*** Entries supplied Section Begins ***
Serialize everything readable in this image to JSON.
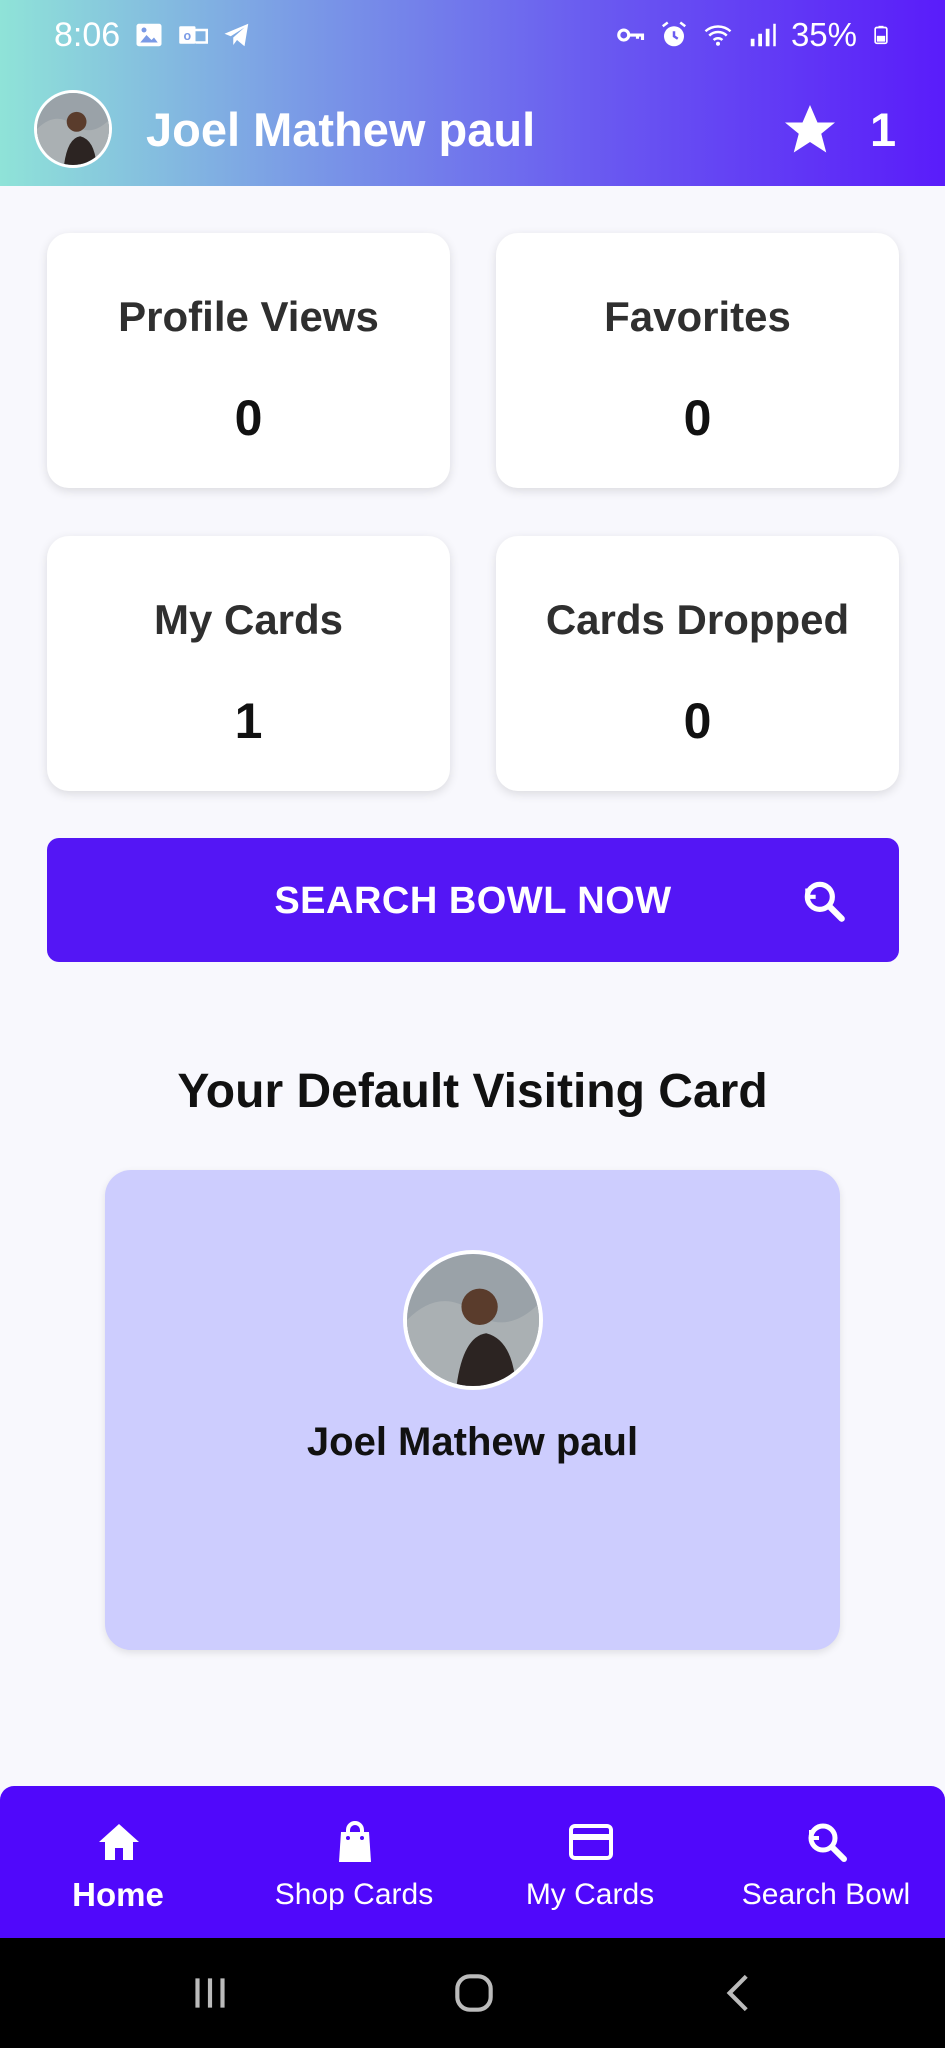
{
  "status_bar": {
    "time": "8:06",
    "battery": "35%"
  },
  "header": {
    "title": "Joel Mathew paul",
    "star_count": "1"
  },
  "stats": [
    {
      "label": "Profile Views",
      "value": "0"
    },
    {
      "label": "Favorites",
      "value": "0"
    },
    {
      "label": "My Cards",
      "value": "1"
    },
    {
      "label": "Cards Dropped",
      "value": "0"
    }
  ],
  "search_button": {
    "label": "SEARCH BOWL NOW"
  },
  "default_card": {
    "section_title": "Your Default Visiting Card",
    "name": "Joel Mathew paul"
  },
  "bottom_nav": {
    "items": [
      {
        "label": "Home",
        "icon": "home-icon",
        "active": true
      },
      {
        "label": "Shop Cards",
        "icon": "shopping-bag-icon",
        "active": false
      },
      {
        "label": "My Cards",
        "icon": "credit-card-icon",
        "active": false
      },
      {
        "label": "Search Bowl",
        "icon": "search-icon",
        "active": false
      }
    ]
  },
  "colors": {
    "primary": "#5008fb",
    "card_background": "#cdcdfe",
    "page_background": "#f8f8fd"
  }
}
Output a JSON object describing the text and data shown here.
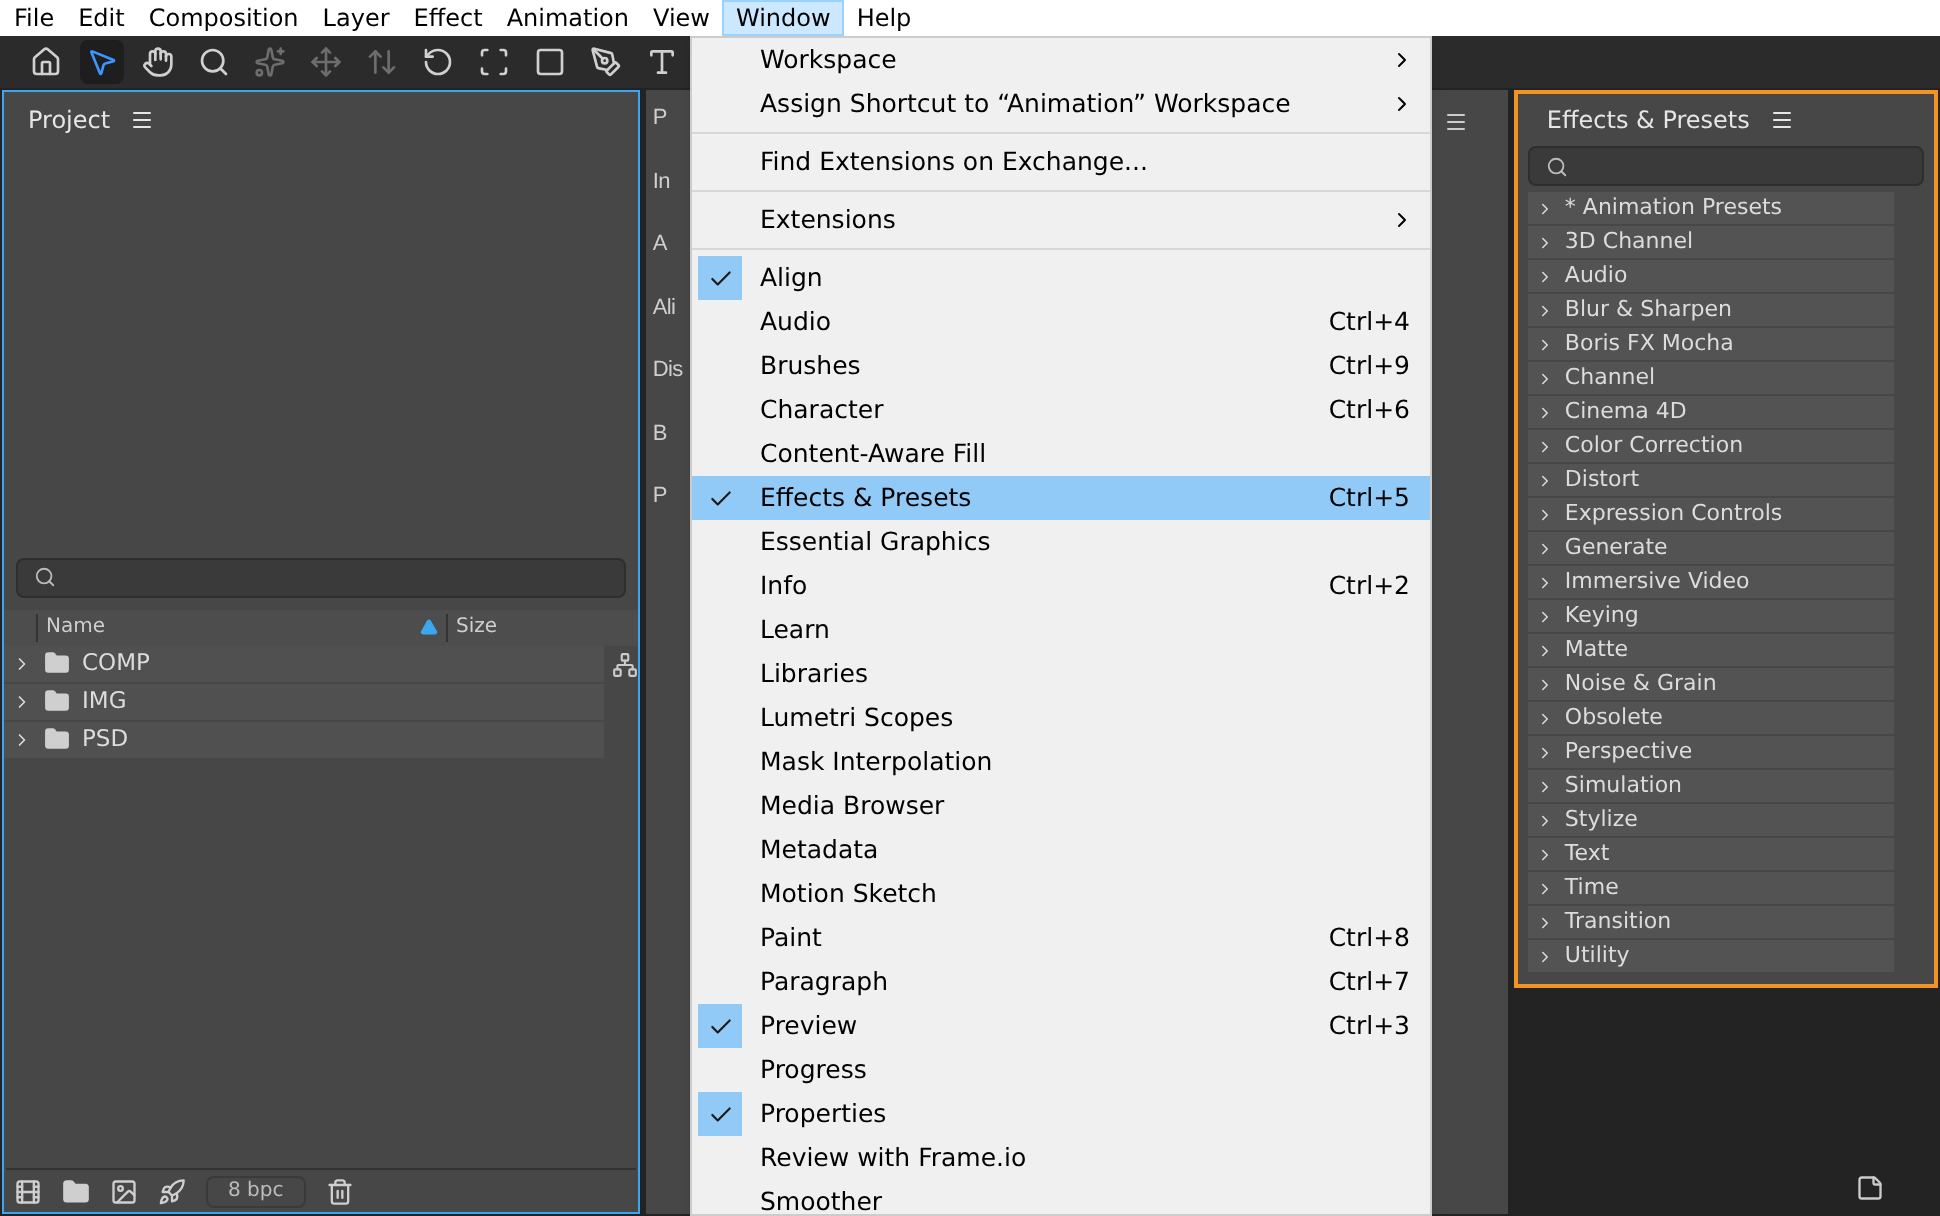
{
  "menubar": [
    {
      "label": "File",
      "selected": false
    },
    {
      "label": "Edit",
      "selected": false
    },
    {
      "label": "Composition",
      "selected": false
    },
    {
      "label": "Layer",
      "selected": false
    },
    {
      "label": "Effect",
      "selected": false
    },
    {
      "label": "Animation",
      "selected": false
    },
    {
      "label": "View",
      "selected": false
    },
    {
      "label": "Window",
      "selected": true
    },
    {
      "label": "Help",
      "selected": false
    }
  ],
  "tools": [
    {
      "selected": false,
      "disabled": false
    },
    {
      "selected": true,
      "disabled": false
    },
    {
      "selected": false,
      "disabled": false
    },
    {
      "selected": false,
      "disabled": false
    },
    {
      "selected": false,
      "disabled": true
    },
    {
      "selected": false,
      "disabled": true
    },
    {
      "selected": false,
      "disabled": true
    },
    {
      "selected": false,
      "disabled": false
    },
    {
      "selected": false,
      "disabled": false
    },
    {
      "selected": false,
      "disabled": false
    },
    {
      "selected": false,
      "disabled": false
    },
    {
      "selected": false,
      "disabled": false
    }
  ],
  "project": {
    "title": "Project",
    "columns": [
      {
        "label": "Name",
        "sorted": true
      },
      {
        "label": "Size",
        "sorted": false
      }
    ],
    "rows": [
      {
        "name": "COMP",
        "expanded": false
      },
      {
        "name": "IMG",
        "expanded": false
      },
      {
        "name": "PSD",
        "expanded": false
      }
    ],
    "bit_depth": "8 bpc"
  },
  "middle_panel": {
    "labels": [
      "P",
      "In",
      "A",
      "Ali",
      "Dis",
      "B",
      "P"
    ]
  },
  "window_menu": {
    "groups": [
      [
        {
          "kind": "submenu",
          "label": "Workspace"
        },
        {
          "kind": "submenu",
          "label": "Assign Shortcut to “Animation” Workspace"
        }
      ],
      [
        {
          "kind": "item",
          "label": "Find Extensions on Exchange..."
        }
      ],
      [
        {
          "kind": "submenu",
          "label": "Extensions"
        }
      ],
      [
        {
          "kind": "item",
          "label": "Align",
          "checked": true,
          "selected": false
        },
        {
          "kind": "item",
          "label": "Audio",
          "shortcut": "Ctrl+4",
          "checked": false,
          "selected": false
        },
        {
          "kind": "item",
          "label": "Brushes",
          "shortcut": "Ctrl+9",
          "checked": false,
          "selected": false
        },
        {
          "kind": "item",
          "label": "Character",
          "shortcut": "Ctrl+6",
          "checked": false,
          "selected": false
        },
        {
          "kind": "item",
          "label": "Content-Aware Fill",
          "checked": false,
          "selected": false
        },
        {
          "kind": "item",
          "label": "Effects & Presets",
          "shortcut": "Ctrl+5",
          "checked": true,
          "selected": true
        },
        {
          "kind": "item",
          "label": "Essential Graphics",
          "checked": false,
          "selected": false
        },
        {
          "kind": "item",
          "label": "Info",
          "shortcut": "Ctrl+2",
          "checked": false,
          "selected": false
        },
        {
          "kind": "item",
          "label": "Learn",
          "checked": false,
          "selected": false
        },
        {
          "kind": "item",
          "label": "Libraries",
          "checked": false,
          "selected": false
        },
        {
          "kind": "item",
          "label": "Lumetri Scopes",
          "checked": false,
          "selected": false
        },
        {
          "kind": "item",
          "label": "Mask Interpolation",
          "checked": false,
          "selected": false
        },
        {
          "kind": "item",
          "label": "Media Browser",
          "checked": false,
          "selected": false
        },
        {
          "kind": "item",
          "label": "Metadata",
          "checked": false,
          "selected": false
        },
        {
          "kind": "item",
          "label": "Motion Sketch",
          "checked": false,
          "selected": false
        },
        {
          "kind": "item",
          "label": "Paint",
          "shortcut": "Ctrl+8",
          "checked": false,
          "selected": false
        },
        {
          "kind": "item",
          "label": "Paragraph",
          "shortcut": "Ctrl+7",
          "checked": false,
          "selected": false
        },
        {
          "kind": "item",
          "label": "Preview",
          "shortcut": "Ctrl+3",
          "checked": true,
          "selected": false
        },
        {
          "kind": "item",
          "label": "Progress",
          "checked": false,
          "selected": false
        },
        {
          "kind": "item",
          "label": "Properties",
          "checked": true,
          "selected": false
        },
        {
          "kind": "item",
          "label": "Review with Frame.io",
          "checked": false,
          "selected": false
        },
        {
          "kind": "item",
          "label": "Smoother",
          "checked": false,
          "selected": false
        }
      ]
    ]
  },
  "effects": {
    "title": "Effects & Presets",
    "items": [
      {
        "label": "* Animation Presets"
      },
      {
        "label": "3D Channel"
      },
      {
        "label": "Audio"
      },
      {
        "label": "Blur & Sharpen"
      },
      {
        "label": "Boris FX Mocha"
      },
      {
        "label": "Channel"
      },
      {
        "label": "Cinema 4D"
      },
      {
        "label": "Color Correction"
      },
      {
        "label": "Distort"
      },
      {
        "label": "Expression Controls"
      },
      {
        "label": "Generate"
      },
      {
        "label": "Immersive Video"
      },
      {
        "label": "Keying"
      },
      {
        "label": "Matte"
      },
      {
        "label": "Noise & Grain"
      },
      {
        "label": "Obsolete"
      },
      {
        "label": "Perspective"
      },
      {
        "label": "Simulation"
      },
      {
        "label": "Stylize"
      },
      {
        "label": "Text"
      },
      {
        "label": "Time"
      },
      {
        "label": "Transition"
      },
      {
        "label": "Utility"
      }
    ]
  }
}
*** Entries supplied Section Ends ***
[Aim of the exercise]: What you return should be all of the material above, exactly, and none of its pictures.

[Your response]:
Serialize everything readable in this image to JSON.
{
  "status_bar": {
    "time": "8:06",
    "battery": "35%"
  },
  "header": {
    "title": "Joel Mathew paul",
    "star_count": "1"
  },
  "stats": [
    {
      "label": "Profile Views",
      "value": "0"
    },
    {
      "label": "Favorites",
      "value": "0"
    },
    {
      "label": "My Cards",
      "value": "1"
    },
    {
      "label": "Cards Dropped",
      "value": "0"
    }
  ],
  "search_button": {
    "label": "SEARCH BOWL NOW"
  },
  "default_card": {
    "section_title": "Your Default Visiting Card",
    "name": "Joel Mathew paul"
  },
  "bottom_nav": {
    "items": [
      {
        "label": "Home",
        "icon": "home-icon",
        "active": true
      },
      {
        "label": "Shop Cards",
        "icon": "shopping-bag-icon",
        "active": false
      },
      {
        "label": "My Cards",
        "icon": "credit-card-icon",
        "active": false
      },
      {
        "label": "Search Bowl",
        "icon": "search-icon",
        "active": false
      }
    ]
  },
  "colors": {
    "primary": "#5008fb",
    "card_background": "#cdcdfe",
    "page_background": "#f8f8fd"
  }
}
Output a JSON object describing the text and data shown here.
{
  "menubar": [
    {
      "label": "File",
      "selected": false
    },
    {
      "label": "Edit",
      "selected": false
    },
    {
      "label": "Composition",
      "selected": false
    },
    {
      "label": "Layer",
      "selected": false
    },
    {
      "label": "Effect",
      "selected": false
    },
    {
      "label": "Animation",
      "selected": false
    },
    {
      "label": "View",
      "selected": false
    },
    {
      "label": "Window",
      "selected": true
    },
    {
      "label": "Help",
      "selected": false
    }
  ],
  "tools": [
    {
      "selected": false,
      "disabled": false
    },
    {
      "selected": true,
      "disabled": false
    },
    {
      "selected": false,
      "disabled": false
    },
    {
      "selected": false,
      "disabled": false
    },
    {
      "selected": false,
      "disabled": true
    },
    {
      "selected": false,
      "disabled": true
    },
    {
      "selected": false,
      "disabled": true
    },
    {
      "selected": false,
      "disabled": false
    },
    {
      "selected": false,
      "disabled": false
    },
    {
      "selected": false,
      "disabled": false
    },
    {
      "selected": false,
      "disabled": false
    },
    {
      "selected": false,
      "disabled": false
    }
  ],
  "project": {
    "title": "Project",
    "columns": [
      {
        "label": "Name",
        "sorted": true
      },
      {
        "label": "Size",
        "sorted": false
      }
    ],
    "rows": [
      {
        "name": "COMP",
        "expanded": false
      },
      {
        "name": "IMG",
        "expanded": false
      },
      {
        "name": "PSD",
        "expanded": false
      }
    ],
    "bit_depth": "8 bpc"
  },
  "middle_panel": {
    "labels": [
      "P",
      "In",
      "A",
      "Ali",
      "Dis",
      "B",
      "P"
    ]
  },
  "window_menu": {
    "groups": [
      [
        {
          "kind": "submenu",
          "label": "Workspace"
        },
        {
          "kind": "submenu",
          "label": "Assign Shortcut to “Animation” Workspace"
        }
      ],
      [
        {
          "kind": "item",
          "label": "Find Extensions on Exchange..."
        }
      ],
      [
        {
          "kind": "submenu",
          "label": "Extensions"
        }
      ],
      [
        {
          "kind": "item",
          "label": "Align",
          "checked": true,
          "selected": false
        },
        {
          "kind": "item",
          "label": "Audio",
          "shortcut": "Ctrl+4",
          "checked": false,
          "selected": false
        },
        {
          "kind": "item",
          "label": "Brushes",
          "shortcut": "Ctrl+9",
          "checked": false,
          "selected": false
        },
        {
          "kind": "item",
          "label": "Character",
          "shortcut": "Ctrl+6",
          "checked": false,
          "selected": false
        },
        {
          "kind": "item",
          "label": "Content-Aware Fill",
          "checked": false,
          "selected": false
        },
        {
          "kind": "item",
          "label": "Effects & Presets",
          "shortcut": "Ctrl+5",
          "checked": true,
          "selected": true
        },
        {
          "kind": "item",
          "label": "Essential Graphics",
          "checked": false,
          "selected": false
        },
        {
          "kind": "item",
          "label": "Info",
          "shortcut": "Ctrl+2",
          "checked": false,
          "selected": false
        },
        {
          "kind": "item",
          "label": "Learn",
          "checked": false,
          "selected": false
        },
        {
          "kind": "item",
          "label": "Libraries",
          "checked": false,
          "selected": false
        },
        {
          "kind": "item",
          "label": "Lumetri Scopes",
          "checked": false,
          "selected": false
        },
        {
          "kind": "item",
          "label": "Mask Interpolation",
          "checked": false,
          "selected": false
        },
        {
          "kind": "item",
          "label": "Media Browser",
          "checked": false,
          "selected": false
        },
        {
          "kind": "item",
          "label": "Metadata",
          "checked": false,
          "selected": false
        },
        {
          "kind": "item",
          "label": "Motion Sketch",
          "checked": false,
          "selected": false
        },
        {
          "kind": "item",
          "label": "Paint",
          "shortcut": "Ctrl+8",
          "checked": false,
          "selected": false
        },
        {
          "kind": "item",
          "label": "Paragraph",
          "shortcut": "Ctrl+7",
          "checked": false,
          "selected": false
        },
        {
          "kind": "item",
          "label": "Preview",
          "shortcut": "Ctrl+3",
          "checked": true,
          "selected": false
        },
        {
          "kind": "item",
          "label": "Progress",
          "checked": false,
          "selected": false
        },
        {
          "kind": "item",
          "label": "Properties",
          "checked": true,
          "selected": false
        },
        {
          "kind": "item",
          "label": "Review with Frame.io",
          "checked": false,
          "selected": false
        },
        {
          "kind": "item",
          "label": "Smoother",
          "checked": false,
          "selected": false
        }
      ]
    ]
  },
  "effects": {
    "title": "Effects & Presets",
    "items": [
      {
        "label": "* Animation Presets"
      },
      {
        "label": "3D Channel"
      },
      {
        "label": "Audio"
      },
      {
        "label": "Blur & Sharpen"
      },
      {
        "label": "Boris FX Mocha"
      },
      {
        "label": "Channel"
      },
      {
        "label": "Cinema 4D"
      },
      {
        "label": "Color Correction"
      },
      {
        "label": "Distort"
      },
      {
        "label": "Expression Controls"
      },
      {
        "label": "Generate"
      },
      {
        "label": "Immersive Video"
      },
      {
        "label": "Keying"
      },
      {
        "label": "Matte"
      },
      {
        "label": "Noise & Grain"
      },
      {
        "label": "Obsolete"
      },
      {
        "label": "Perspective"
      },
      {
        "label": "Simulation"
      },
      {
        "label": "Stylize"
      },
      {
        "label": "Text"
      },
      {
        "label": "Time"
      },
      {
        "label": "Transition"
      },
      {
        "label": "Utility"
      }
    ]
  }
}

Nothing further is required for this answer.